Sepsis: Speak Up to Save Lives

The word sepsis is written in block letters

Sepsis is either a scary word or an unfamiliar word for most people. In clinical settings, caregivers are vigilant in identifying sepsis so that effective treatment can be administered immediately. Sepsis can be a serious, life-threatening condition in the body that could lead to harm or death. Knowing the symptoms can lead to early diagnosis and save lives.

Sepsis is your body’s toxic reaction to an infection but it’s not an infection by itself. Sepsis isn’t contagious or a blood poisoning. It’s actually different for everyone and is an evolving process that the medical community continues to study.

More than a quarter of a million people die each year in the U.S. because of sepsis.

Up to 85% of sepsis cases occur in the community, not in the hospital, and it’s actually more deadly than breast cancer, prostate cancer, opioids and stroke combined. However, it can be treated if it’s identified early. The faster people use the word or even suspect it, the more alert people become and can take action.

What are the signs of sepsis?
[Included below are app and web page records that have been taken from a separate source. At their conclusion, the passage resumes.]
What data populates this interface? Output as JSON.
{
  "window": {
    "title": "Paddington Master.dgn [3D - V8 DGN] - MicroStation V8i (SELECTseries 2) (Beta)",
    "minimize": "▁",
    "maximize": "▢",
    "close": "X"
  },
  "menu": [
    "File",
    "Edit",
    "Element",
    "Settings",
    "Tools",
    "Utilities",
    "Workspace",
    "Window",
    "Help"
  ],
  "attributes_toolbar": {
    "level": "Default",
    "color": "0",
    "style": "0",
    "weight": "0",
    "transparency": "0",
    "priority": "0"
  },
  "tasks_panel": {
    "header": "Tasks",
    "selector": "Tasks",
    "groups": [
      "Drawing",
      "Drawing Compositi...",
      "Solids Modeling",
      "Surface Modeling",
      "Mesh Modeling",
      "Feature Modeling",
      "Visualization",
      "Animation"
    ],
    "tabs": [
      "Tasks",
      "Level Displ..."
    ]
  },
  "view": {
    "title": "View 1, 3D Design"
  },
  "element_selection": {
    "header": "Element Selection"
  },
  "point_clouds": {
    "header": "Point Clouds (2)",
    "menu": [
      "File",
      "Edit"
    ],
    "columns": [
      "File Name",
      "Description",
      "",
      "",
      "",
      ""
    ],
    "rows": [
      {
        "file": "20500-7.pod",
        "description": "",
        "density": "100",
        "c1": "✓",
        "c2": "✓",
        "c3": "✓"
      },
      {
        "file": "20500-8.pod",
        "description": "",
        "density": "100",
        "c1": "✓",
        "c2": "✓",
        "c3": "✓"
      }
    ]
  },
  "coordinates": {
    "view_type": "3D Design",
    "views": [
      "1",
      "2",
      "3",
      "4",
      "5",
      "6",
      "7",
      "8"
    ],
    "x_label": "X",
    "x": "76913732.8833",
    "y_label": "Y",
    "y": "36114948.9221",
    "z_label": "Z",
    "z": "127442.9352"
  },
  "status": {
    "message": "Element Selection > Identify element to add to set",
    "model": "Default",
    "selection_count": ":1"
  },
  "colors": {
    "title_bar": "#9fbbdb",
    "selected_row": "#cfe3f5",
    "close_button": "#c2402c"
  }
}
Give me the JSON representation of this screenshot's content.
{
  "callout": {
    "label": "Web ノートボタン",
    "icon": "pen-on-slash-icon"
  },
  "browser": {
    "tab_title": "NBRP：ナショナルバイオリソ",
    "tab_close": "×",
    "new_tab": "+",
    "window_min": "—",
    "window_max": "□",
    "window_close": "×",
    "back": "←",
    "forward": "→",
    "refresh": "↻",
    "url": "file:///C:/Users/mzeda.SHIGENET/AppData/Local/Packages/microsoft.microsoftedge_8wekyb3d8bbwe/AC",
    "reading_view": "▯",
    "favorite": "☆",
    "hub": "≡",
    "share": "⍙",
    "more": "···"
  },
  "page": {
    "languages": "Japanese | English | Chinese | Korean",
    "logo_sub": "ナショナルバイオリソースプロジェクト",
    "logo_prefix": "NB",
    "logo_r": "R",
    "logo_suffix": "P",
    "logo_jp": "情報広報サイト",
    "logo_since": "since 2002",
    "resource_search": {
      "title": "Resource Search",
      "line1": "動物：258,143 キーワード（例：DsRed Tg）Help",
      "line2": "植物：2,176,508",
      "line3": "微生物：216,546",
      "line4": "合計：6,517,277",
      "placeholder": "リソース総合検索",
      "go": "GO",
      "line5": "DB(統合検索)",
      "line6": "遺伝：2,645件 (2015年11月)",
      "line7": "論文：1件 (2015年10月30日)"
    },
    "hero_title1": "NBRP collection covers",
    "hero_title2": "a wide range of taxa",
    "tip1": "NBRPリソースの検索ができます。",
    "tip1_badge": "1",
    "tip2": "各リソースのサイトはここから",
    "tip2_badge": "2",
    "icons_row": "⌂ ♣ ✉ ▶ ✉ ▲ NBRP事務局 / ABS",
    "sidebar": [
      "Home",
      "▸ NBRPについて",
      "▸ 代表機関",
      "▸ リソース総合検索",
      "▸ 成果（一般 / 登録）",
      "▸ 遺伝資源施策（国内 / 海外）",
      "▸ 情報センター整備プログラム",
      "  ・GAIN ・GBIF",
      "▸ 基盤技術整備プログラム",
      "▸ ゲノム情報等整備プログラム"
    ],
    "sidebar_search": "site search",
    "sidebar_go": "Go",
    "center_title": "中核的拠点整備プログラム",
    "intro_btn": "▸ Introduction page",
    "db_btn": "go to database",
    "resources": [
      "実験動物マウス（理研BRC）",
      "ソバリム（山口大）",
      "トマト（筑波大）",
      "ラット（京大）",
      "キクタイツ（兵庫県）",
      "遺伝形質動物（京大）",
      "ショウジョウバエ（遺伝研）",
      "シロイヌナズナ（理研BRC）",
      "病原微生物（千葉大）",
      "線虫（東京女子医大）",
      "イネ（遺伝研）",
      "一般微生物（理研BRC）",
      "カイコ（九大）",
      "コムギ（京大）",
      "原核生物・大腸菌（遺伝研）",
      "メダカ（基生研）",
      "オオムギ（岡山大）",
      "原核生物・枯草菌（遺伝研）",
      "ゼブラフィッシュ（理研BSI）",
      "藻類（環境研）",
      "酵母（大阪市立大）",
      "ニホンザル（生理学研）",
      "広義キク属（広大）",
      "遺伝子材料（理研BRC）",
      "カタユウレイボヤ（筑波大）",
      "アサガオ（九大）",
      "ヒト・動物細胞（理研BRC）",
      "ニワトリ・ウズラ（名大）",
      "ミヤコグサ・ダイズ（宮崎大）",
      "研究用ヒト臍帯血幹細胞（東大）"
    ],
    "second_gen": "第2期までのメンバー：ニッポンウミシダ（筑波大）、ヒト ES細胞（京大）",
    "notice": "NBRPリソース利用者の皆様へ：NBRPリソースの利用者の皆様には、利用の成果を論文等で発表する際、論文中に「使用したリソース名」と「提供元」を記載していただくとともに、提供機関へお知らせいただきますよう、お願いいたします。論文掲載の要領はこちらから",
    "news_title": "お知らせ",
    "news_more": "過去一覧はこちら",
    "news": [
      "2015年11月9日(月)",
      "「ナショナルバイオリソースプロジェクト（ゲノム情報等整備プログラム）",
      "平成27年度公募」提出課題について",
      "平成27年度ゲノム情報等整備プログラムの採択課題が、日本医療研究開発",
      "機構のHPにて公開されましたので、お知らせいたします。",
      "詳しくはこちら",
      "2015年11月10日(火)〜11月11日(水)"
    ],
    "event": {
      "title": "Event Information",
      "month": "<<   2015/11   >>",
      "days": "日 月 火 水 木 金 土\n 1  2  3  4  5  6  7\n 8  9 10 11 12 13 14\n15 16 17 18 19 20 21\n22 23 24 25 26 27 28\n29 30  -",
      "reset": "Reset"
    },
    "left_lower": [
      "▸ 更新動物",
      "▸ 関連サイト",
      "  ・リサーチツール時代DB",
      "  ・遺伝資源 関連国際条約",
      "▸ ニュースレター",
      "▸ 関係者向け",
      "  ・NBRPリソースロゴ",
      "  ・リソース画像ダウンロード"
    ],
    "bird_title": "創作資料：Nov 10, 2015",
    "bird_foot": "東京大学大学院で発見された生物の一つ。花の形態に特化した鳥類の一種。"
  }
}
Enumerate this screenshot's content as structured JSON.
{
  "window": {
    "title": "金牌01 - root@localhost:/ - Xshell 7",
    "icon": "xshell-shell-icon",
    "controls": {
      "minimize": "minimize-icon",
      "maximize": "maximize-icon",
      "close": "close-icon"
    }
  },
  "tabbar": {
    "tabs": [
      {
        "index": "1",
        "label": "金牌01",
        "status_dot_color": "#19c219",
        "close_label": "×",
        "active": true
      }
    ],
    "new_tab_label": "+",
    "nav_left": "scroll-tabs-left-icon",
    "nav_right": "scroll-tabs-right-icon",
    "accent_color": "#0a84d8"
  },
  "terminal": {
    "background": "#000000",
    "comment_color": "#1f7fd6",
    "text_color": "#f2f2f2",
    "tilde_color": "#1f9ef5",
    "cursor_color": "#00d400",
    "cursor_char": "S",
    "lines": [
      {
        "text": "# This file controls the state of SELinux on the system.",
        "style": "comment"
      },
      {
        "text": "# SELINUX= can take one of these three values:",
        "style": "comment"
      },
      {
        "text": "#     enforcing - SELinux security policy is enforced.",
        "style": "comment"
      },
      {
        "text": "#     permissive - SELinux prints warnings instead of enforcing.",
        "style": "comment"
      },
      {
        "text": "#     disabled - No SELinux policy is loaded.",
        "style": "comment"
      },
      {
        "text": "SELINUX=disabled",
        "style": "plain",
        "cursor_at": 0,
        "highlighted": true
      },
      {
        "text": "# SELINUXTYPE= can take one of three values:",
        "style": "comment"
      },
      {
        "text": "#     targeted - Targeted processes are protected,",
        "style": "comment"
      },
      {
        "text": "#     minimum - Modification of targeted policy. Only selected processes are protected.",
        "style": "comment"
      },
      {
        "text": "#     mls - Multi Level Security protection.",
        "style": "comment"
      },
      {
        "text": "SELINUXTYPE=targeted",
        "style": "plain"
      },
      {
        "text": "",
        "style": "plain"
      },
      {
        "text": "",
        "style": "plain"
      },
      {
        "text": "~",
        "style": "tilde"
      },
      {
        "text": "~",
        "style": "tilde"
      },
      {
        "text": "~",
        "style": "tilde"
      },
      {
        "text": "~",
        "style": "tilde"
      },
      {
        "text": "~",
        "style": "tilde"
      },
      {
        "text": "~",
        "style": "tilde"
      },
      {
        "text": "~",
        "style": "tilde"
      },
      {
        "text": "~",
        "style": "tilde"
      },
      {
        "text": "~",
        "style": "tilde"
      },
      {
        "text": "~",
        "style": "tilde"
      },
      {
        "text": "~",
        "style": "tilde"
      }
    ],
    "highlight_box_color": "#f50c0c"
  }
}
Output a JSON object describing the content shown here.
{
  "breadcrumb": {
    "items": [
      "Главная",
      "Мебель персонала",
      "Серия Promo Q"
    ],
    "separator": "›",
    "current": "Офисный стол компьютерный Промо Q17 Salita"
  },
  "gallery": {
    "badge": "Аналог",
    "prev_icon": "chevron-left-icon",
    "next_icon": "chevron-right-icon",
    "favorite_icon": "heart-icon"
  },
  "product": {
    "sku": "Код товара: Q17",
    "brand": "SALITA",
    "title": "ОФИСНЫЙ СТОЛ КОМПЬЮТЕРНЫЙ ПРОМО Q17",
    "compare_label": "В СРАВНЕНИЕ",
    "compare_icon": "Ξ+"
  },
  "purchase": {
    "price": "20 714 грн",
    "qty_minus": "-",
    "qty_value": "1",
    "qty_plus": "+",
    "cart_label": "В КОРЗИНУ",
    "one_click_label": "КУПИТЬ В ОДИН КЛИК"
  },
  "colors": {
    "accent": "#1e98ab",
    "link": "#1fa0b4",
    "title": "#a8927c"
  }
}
This list will help you to speak up if these symptoms occur:

S – Shivering or chills, fevers    
E – Extreme pain (outside of the norm and realm where pain should be)
P – Pale or discolored skin
S – Sleepy or difficult to arouse, confusion
I  – “I feel like I might die”
S – Shortness of breath

People going through sepsis at home may feel that they are too tired to do most activities, and their thinking feels slow or not quite right. An individual who hasn’t urinated in five or more hours or who is experiencing cloudy, dark or bad odor urine should call a doctor. A sepsis patient also may experience faster heartbeat, difficulty breathing and lower blood pressure. Symptoms of sepsis may mimic other illnesses, such as the flu or stomach virus. If an individual thinks he or she may have sepsis, take action immediately.

What should you do if you think you may have sepsis? Call 911. Find a hospital near you. Tell the person treating you that you suspect you may have sepsis. A provider will likely put you on antibiotics to reduce the infection and order a blood culture to determine the specific infection type that you may have and adjust treatment accordingly.

How can you help be an advocate about sepsis? Educate yourself and be informed about it. Learn the symptoms and talk about them with others whenever appropriate.  

Here are several best health practices that we can do to help prevent the spread of infections that could lead to sepsis:

  • Practice good hygiene such as hand washing.
  • Keep cuts clean and watch them carefully until healed.
  • Stay up to date on important vaccines.
  • Manage the health of your chronic condition.
  • Avoid gathering with anyone who is sick.
  • Wear a face mask in crowds, especially if there is increase in community spread of communicable disease.
  • If you have an infection that doesn’t seem to be improving, visit your primary care physician.
  • Remember the symptoms of sepsis and act fast if you suspect you or someone you know may have it.

Share this information with your loved ones to protect them. Remember that sepsis is a medical emergency and time matters. Speak up to help save lives. If you suspect an emergency, call 911 and seek medical attention.